* [GIVEN DATA]:

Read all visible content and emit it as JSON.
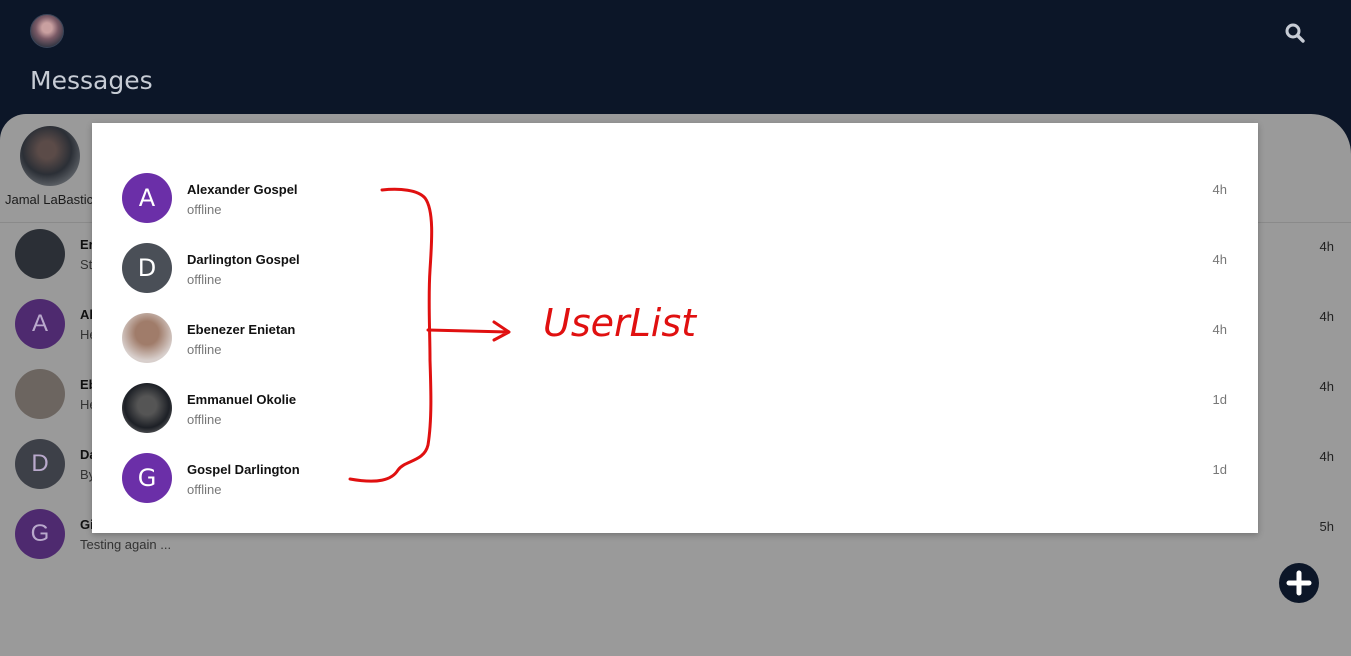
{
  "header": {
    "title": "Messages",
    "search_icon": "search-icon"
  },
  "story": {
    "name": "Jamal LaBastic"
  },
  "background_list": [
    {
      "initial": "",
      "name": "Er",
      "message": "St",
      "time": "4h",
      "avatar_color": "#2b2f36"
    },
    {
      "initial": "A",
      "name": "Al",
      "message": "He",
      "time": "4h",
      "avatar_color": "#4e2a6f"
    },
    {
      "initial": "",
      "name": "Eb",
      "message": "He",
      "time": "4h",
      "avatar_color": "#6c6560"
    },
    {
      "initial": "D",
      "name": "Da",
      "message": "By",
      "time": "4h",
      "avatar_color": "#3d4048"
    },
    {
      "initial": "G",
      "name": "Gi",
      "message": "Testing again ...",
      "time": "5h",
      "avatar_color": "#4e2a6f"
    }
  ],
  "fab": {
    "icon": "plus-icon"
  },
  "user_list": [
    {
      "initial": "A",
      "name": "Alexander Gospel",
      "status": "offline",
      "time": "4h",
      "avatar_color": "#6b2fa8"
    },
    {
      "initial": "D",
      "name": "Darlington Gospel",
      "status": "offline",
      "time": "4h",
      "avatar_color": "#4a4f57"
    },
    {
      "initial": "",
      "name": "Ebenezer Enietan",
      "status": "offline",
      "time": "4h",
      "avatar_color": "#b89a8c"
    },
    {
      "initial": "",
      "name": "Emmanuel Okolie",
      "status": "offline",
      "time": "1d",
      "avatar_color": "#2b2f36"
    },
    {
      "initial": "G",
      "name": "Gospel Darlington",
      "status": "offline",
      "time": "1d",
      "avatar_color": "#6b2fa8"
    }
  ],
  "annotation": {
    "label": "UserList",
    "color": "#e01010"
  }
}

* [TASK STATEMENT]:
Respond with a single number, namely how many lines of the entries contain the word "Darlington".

* [SOLUTION FOR THIS TASK]:
2